Work request:
Below are the records; pull every line that includes "Normal".

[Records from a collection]
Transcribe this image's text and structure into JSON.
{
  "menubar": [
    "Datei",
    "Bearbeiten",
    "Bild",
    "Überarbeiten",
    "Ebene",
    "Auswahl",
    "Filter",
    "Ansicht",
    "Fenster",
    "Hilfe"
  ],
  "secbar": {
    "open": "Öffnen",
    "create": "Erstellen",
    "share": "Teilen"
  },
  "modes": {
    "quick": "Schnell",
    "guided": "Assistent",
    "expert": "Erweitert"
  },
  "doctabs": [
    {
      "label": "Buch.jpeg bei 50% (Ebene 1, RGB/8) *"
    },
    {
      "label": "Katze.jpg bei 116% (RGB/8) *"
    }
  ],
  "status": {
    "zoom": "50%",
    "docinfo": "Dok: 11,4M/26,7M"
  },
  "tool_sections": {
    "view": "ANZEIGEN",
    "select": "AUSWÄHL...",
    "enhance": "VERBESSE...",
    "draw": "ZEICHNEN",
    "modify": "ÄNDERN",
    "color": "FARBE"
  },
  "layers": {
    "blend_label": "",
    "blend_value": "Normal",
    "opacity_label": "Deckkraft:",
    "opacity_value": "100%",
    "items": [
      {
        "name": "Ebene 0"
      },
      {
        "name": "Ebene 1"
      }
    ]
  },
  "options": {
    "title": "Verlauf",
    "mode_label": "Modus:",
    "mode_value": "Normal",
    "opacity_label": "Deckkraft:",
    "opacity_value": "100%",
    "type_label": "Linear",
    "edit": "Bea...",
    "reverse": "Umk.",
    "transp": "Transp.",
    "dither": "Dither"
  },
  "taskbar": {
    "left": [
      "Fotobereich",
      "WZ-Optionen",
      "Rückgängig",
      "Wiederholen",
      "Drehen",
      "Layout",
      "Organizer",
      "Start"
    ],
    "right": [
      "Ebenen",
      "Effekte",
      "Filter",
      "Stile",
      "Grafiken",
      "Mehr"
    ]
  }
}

Task solution:
    "blend_value": "Normal",
    "mode_value": "Normal",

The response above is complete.